◆ **Dataset records**
##########

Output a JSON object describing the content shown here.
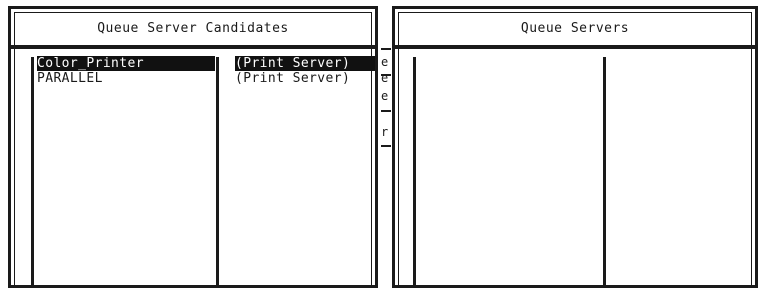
{
  "left_panel": {
    "title": "Queue Server Candidates",
    "items": [
      {
        "name": "Color_Printer",
        "type": "(Print Server)",
        "selected": true
      },
      {
        "name": "PARALLEL",
        "type": "(Print Server)",
        "selected": false
      }
    ]
  },
  "background_sliver": {
    "chars": [
      "e",
      "e",
      "e",
      "r"
    ]
  },
  "right_panel": {
    "title": "Queue Servers"
  }
}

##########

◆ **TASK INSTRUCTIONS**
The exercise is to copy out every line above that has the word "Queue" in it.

◆ **EXERCISE ANSWER**
    "title": "Queue Server Candidates",
    "title": "Queue Servers"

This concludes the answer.